Requirement = Compute how many lines in the records below contain the string "Skeleton" and give that number without other output.

Data for analysis =

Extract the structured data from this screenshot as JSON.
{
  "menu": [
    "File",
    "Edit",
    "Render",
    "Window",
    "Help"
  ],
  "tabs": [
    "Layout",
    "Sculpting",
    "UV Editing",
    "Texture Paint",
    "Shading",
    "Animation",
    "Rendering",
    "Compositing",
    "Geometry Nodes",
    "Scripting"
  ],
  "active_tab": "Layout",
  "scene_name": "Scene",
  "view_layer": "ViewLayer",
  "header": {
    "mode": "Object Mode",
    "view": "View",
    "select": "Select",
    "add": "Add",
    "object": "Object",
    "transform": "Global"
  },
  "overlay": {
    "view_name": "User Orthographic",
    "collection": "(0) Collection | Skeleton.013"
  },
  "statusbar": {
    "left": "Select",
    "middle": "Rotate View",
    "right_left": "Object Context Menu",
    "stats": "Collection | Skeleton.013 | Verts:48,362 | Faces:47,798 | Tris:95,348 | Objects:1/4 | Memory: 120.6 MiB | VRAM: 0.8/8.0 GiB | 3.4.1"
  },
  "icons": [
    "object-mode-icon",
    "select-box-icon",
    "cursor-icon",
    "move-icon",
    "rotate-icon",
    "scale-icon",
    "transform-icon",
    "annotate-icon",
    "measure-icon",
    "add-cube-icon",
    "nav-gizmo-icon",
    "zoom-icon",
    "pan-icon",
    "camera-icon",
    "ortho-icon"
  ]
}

Solution for this exercise = 2